You wake up and feel a sense of dread. It takes a few seconds to realise the cause. It’s a Wednesday, the sun is shining and you slept well. But something is lurking at the periphery of your consciousness…THAT group. Period 7. Urgh…
It all started well enough. You treated them the same as every other class, practising high expectations and setting clear ground rules. For the first few weeks the students were quiet, respectful and diligent. But for whatever reason, lessons started to descend into a cycle of recriminations, raised voices and no progress. There was resentment on all sides. The constantly-sanctioned students lost any respect for teacher authority and were ruining the learning of others. The hardworking students lost trust in your ability to teach them. And you dreaded the thought of seeing the class. The entire classroom suffered as a result.
Where do you go from here?
The first answer, frequently cited, is to refer to the school’s behaviour policy and stick to it. You might also need to ‘call in the cavalry’ if there are particularly troublesome students who warrant a wider-school intervention. Talk to colleagues about how they have dragged a class back on side, and involve tutors early as they often know what makes a student tick. The EEF (2019) suggests that targeted interventions towards specific students are the most effective approach in such instances. But they also acknowledge the power of consistent classroom interventions, pursued over a sustained period of time. Some of these have been discussed in our previous post on behaviour management strategies (found here) and in our TeachMeets.
But what if you have tried all of this, and the relationship with the group already feels like it is spiralling out of control due to bad behaviour?
Chris Watkins (2000) suggests you ask the ‘10 Important Questions’ to determine how to tackle the behaviour. These include the fundamental questions of what behaviour, specifically, and what patterns of situations, triggers and subsequent outcomes, are causing concern? How has your view of the student behaviour developed; is it self-fulfilling and can it change? On the other hand, what positive skills does the student show, and what is happening when the behaviour does NOT occur? Finally, it is important to frame the student perspective; what view do they have of themselves and their behaviour? What does it mean to them?
Once you have the answers to these questions, you can begin to rebuild the relationship. As the teacher, this has to start with you. You cannot expect it to come from the student without encouraging some much needed self regulation. You need to act as the person who has the solution to this problem. That means, as Paul Dix says when he named his recent book; When the Adults Change, Everything Changes.
One way of doing this is to adapt the rewards and sanctions policy to your situation, with the aim of instilling a growth mindset. Your goal is to build up a sense of intrinsic motivation to behave well. When a student in the class behaves well, really focus on that specific behaviour (not on the person). Narrate the exact reasons for rewards openly. If you need to introduce your own added incentives (like termly, preferably edible, awards), do so. Many behaviour specialists also advocate a 5:1 ratio of rewards to sanctions, to ensure interactions in the class create a wave of positivity to push back the previously negative tide.
A golden rule for sanctions, when they do need to be used, is to defer them until a more private conversation can be had.

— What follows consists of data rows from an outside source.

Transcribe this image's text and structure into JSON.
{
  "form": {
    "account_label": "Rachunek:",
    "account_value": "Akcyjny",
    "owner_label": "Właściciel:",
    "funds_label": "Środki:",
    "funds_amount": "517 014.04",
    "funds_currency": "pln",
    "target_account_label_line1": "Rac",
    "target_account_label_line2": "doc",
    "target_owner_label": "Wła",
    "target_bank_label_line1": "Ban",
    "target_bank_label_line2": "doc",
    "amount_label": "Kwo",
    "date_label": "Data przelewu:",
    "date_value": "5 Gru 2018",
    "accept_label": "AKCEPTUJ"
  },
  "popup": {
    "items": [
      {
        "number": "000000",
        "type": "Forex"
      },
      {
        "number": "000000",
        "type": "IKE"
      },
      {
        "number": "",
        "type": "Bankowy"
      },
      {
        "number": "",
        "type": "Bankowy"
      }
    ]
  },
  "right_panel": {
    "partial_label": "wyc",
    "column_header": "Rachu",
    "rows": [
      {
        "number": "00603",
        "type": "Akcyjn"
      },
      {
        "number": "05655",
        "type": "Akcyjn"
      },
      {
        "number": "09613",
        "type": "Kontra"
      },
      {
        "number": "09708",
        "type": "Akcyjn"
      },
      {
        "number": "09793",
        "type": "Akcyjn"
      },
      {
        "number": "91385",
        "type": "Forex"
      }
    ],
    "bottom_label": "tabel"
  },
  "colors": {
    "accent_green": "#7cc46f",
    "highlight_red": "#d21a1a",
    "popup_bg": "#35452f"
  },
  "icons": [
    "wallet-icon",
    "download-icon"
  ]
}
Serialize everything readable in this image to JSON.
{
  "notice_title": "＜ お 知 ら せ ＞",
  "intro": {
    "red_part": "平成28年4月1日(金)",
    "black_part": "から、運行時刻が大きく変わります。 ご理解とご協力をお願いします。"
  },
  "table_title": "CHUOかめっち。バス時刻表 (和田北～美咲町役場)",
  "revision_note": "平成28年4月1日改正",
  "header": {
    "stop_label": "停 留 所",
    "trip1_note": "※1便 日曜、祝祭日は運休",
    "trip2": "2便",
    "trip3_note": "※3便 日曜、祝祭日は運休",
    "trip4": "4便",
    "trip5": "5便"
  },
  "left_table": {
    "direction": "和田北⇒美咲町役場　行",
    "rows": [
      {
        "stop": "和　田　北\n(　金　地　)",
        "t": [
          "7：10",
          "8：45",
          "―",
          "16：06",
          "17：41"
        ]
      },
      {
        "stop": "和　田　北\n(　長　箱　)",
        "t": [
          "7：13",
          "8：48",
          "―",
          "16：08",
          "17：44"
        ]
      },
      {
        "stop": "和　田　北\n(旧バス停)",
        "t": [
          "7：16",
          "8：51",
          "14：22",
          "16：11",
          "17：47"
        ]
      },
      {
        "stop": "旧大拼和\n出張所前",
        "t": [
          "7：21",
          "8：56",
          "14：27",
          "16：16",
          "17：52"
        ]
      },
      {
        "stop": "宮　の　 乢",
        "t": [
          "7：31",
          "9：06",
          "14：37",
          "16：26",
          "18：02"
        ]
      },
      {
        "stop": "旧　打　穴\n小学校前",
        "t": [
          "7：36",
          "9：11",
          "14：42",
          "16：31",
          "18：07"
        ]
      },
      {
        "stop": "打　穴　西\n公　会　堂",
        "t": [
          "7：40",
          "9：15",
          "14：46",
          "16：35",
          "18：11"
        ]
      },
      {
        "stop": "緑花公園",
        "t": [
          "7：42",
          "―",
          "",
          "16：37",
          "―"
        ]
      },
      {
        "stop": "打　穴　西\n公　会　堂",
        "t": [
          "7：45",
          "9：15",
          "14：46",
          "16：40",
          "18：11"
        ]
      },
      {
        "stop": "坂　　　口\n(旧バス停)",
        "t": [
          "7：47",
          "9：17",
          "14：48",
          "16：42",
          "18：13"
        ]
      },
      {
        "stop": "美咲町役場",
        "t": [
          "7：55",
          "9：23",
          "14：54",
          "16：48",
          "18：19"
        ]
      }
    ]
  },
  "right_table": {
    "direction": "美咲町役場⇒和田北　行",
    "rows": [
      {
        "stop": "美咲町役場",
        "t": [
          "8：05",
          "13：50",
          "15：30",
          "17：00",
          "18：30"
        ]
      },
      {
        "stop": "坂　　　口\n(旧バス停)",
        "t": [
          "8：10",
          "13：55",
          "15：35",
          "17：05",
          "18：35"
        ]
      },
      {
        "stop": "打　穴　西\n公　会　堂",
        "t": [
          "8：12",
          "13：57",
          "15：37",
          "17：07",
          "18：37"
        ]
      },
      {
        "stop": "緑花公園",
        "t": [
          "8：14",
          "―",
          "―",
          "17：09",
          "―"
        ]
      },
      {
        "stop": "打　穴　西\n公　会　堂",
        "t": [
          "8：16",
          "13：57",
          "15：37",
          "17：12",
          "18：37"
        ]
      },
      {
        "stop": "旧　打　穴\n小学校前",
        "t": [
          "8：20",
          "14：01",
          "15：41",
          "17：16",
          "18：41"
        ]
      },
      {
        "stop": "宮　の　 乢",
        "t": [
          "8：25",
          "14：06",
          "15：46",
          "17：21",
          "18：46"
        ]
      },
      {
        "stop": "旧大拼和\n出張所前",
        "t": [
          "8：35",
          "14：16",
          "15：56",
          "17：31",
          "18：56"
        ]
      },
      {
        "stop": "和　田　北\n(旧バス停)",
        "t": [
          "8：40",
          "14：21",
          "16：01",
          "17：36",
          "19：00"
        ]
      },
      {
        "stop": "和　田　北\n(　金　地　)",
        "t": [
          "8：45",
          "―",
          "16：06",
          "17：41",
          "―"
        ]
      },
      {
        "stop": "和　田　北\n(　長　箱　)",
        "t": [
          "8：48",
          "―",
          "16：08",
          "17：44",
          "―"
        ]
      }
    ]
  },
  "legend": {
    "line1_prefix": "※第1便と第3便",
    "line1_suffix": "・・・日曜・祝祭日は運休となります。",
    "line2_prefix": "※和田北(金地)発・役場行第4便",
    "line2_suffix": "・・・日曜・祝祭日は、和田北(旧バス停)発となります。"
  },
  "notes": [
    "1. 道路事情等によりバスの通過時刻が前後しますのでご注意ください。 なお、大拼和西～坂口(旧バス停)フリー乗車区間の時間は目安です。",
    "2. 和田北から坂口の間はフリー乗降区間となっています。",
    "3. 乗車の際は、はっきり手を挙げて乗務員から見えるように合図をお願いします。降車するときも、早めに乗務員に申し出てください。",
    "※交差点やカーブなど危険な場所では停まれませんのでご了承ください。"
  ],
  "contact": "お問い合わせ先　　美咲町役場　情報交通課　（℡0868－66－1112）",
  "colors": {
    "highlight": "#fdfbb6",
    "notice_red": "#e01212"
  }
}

Whilst open and precise praise can work wonders for incentivising positive behaviour, being ‘too open’ with sanctions can damage that fragile trust your students have in you. Give students a clear directed choice to get on with their work in a productive manner and allow both parties to reflect on any poor behaviour (including non-confrontational, low-level things, such as lateness) instead of wading in with a heavy-handed sanction. Giving both yourself and the student a chance to save face, and explaining the sanction more privately, strengthens the relationship but also upholds your no-excuses policy.
The other way to encourage good behaviour is to model it yourself. You could make a checklist of what this positive approach looks like to you. A calm demeanour, a quiet tone, a measured speaking speed, good humour (though make sure it’s never at the expense of a student), getting down to the students’ level and keeping eye contact, showing you are bothered about students holistically, letting things go and starting afresh each lesson… You could even give students the responsibility of creating a list for the class. It would make a great task for a detention.
Most of all, don’t despair. The relationship with a tough group is always salvageable. And in almost all cases, it isn’t as bad as you think (around 75% of teachers say the biggest problem with behaviour is “talking out of turn”, rather than anything too sinister). Classrooms are not full of evildoers. Students just need our help to get it right sometimes.
Alongside this blog post, there is also a teacher handout full of great tips on ‘repairing relationships and tackling low level disruption’ from our recent TeachMeet here.